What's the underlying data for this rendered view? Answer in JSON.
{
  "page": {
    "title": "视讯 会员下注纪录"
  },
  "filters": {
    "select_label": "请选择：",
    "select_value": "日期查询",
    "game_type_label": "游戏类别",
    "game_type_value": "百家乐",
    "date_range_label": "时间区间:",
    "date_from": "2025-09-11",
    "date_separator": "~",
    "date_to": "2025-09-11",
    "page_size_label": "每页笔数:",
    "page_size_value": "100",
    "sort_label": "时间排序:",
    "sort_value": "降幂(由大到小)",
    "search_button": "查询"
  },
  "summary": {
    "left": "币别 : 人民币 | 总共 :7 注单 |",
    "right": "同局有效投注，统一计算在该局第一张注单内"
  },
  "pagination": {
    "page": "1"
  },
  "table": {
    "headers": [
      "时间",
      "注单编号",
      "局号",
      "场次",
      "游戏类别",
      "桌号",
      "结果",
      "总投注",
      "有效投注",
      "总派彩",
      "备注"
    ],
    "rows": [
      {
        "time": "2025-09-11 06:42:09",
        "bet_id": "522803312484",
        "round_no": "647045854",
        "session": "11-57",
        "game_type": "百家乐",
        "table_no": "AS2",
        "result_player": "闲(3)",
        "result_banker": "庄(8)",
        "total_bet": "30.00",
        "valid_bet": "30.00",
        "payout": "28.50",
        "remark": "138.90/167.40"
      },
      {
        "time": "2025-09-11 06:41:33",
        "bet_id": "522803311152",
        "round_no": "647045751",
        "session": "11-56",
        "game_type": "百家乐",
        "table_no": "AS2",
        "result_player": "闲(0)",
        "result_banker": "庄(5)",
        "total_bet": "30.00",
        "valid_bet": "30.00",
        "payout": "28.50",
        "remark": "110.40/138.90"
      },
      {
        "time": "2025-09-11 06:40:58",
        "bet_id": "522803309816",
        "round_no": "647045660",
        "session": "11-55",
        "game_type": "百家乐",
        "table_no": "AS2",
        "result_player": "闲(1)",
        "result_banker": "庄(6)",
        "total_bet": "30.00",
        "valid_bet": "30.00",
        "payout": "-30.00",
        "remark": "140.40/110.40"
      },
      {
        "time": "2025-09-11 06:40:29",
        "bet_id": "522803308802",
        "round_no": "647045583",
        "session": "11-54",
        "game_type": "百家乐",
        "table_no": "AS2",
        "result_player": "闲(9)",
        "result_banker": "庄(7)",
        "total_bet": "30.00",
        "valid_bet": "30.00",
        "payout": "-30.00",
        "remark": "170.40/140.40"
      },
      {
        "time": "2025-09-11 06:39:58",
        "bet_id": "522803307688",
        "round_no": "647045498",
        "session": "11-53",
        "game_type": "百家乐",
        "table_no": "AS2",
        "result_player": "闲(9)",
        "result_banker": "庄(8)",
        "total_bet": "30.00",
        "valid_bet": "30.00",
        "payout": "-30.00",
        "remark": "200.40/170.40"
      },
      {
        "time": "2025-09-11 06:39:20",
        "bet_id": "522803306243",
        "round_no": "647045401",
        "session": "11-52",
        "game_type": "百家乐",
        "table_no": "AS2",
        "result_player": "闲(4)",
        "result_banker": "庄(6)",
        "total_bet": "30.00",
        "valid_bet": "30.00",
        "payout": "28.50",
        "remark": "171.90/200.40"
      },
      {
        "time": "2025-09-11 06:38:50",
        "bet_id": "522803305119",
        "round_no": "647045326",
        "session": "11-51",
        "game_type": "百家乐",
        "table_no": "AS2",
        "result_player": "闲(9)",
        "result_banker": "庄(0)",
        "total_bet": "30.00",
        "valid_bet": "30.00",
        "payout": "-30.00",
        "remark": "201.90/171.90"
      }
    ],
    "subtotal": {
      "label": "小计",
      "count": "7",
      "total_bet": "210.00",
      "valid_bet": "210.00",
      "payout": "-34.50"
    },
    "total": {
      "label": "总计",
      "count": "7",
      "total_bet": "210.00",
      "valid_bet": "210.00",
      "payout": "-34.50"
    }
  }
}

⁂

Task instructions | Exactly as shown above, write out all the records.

Result of the exercise |
What's the underlying data for this rendered view? Answer in JSON.
{
  "page": {
    "title": "视讯 会员下注纪录"
  },
  "filters": {
    "select_label": "请选择：",
    "select_value": "日期查询",
    "game_type_label": "游戏类别",
    "game_type_value": "百家乐",
    "date_range_label": "时间区间:",
    "date_from": "2025-09-11",
    "date_separator": "~",
    "date_to": "2025-09-11",
    "page_size_label": "每页笔数:",
    "page_size_value": "100",
    "sort_label": "时间排序:",
    "sort_value": "降幂(由大到小)",
    "search_button": "查询"
  },
  "summary": {
    "left": "币别 : 人民币 | 总共 :7 注单 |",
    "right": "同局有效投注，统一计算在该局第一张注单内"
  },
  "pagination": {
    "page": "1"
  },
  "table": {
    "headers": [
      "时间",
      "注单编号",
      "局号",
      "场次",
      "游戏类别",
      "桌号",
      "结果",
      "总投注",
      "有效投注",
      "总派彩",
      "备注"
    ],
    "rows": [
      {
        "time": "2025-09-11 06:42:09",
        "bet_id": "522803312484",
        "round_no": "647045854",
        "session": "11-57",
        "game_type": "百家乐",
        "table_no": "AS2",
        "result_player": "闲(3)",
        "result_banker": "庄(8)",
        "total_bet": "30.00",
        "valid_bet": "30.00",
        "payout": "28.50",
        "remark": "138.90/167.40"
      },
      {
        "time": "2025-09-11 06:41:33",
        "bet_id": "522803311152",
        "round_no": "647045751",
        "session": "11-56",
        "game_type": "百家乐",
        "table_no": "AS2",
        "result_player": "闲(0)",
        "result_banker": "庄(5)",
        "total_bet": "30.00",
        "valid_bet": "30.00",
        "payout": "28.50",
        "remark": "110.40/138.90"
      },
      {
        "time": "2025-09-11 06:40:58",
        "bet_id": "522803309816",
        "round_no": "647045660",
        "session": "11-55",
        "game_type": "百家乐",
        "table_no": "AS2",
        "result_player": "闲(1)",
        "result_banker": "庄(6)",
        "total_bet": "30.00",
        "valid_bet": "30.00",
        "payout": "-30.00",
        "remark": "140.40/110.40"
      },
      {
        "time": "2025-09-11 06:40:29",
        "bet_id": "522803308802",
        "round_no": "647045583",
        "session": "11-54",
        "game_type": "百家乐",
        "table_no": "AS2",
        "result_player": "闲(9)",
        "result_banker": "庄(7)",
        "total_bet": "30.00",
        "valid_bet": "30.00",
        "payout": "-30.00",
        "remark": "170.40/140.40"
      },
      {
        "time": "2025-09-11 06:39:58",
        "bet_id": "522803307688",
        "round_no": "647045498",
        "session": "11-53",
        "game_type": "百家乐",
        "table_no": "AS2",
        "result_player": "闲(9)",
        "result_banker": "庄(8)",
        "total_bet": "30.00",
        "valid_bet": "30.00",
        "payout": "-30.00",
        "remark": "200.40/170.40"
      },
      {
        "time": "2025-09-11 06:39:20",
        "bet_id": "522803306243",
        "round_no": "647045401",
        "session": "11-52",
        "game_type": "百家乐",
        "table_no": "AS2",
        "result_player": "闲(4)",
        "result_banker": "庄(6)",
        "total_bet": "30.00",
        "valid_bet": "30.00",
        "payout": "28.50",
        "remark": "171.90/200.40"
      },
      {
        "time": "2025-09-11 06:38:50",
        "bet_id": "522803305119",
        "round_no": "647045326",
        "session": "11-51",
        "game_type": "百家乐",
        "table_no": "AS2",
        "result_player": "闲(9)",
        "result_banker": "庄(0)",
        "total_bet": "30.00",
        "valid_bet": "30.00",
        "payout": "-30.00",
        "remark": "201.90/171.90"
      }
    ],
    "subtotal": {
      "label": "小计",
      "count": "7",
      "total_bet": "210.00",
      "valid_bet": "210.00",
      "payout": "-34.50"
    },
    "total": {
      "label": "总计",
      "count": "7",
      "total_bet": "210.00",
      "valid_bet": "210.00",
      "payout": "-34.50"
    }
  }
}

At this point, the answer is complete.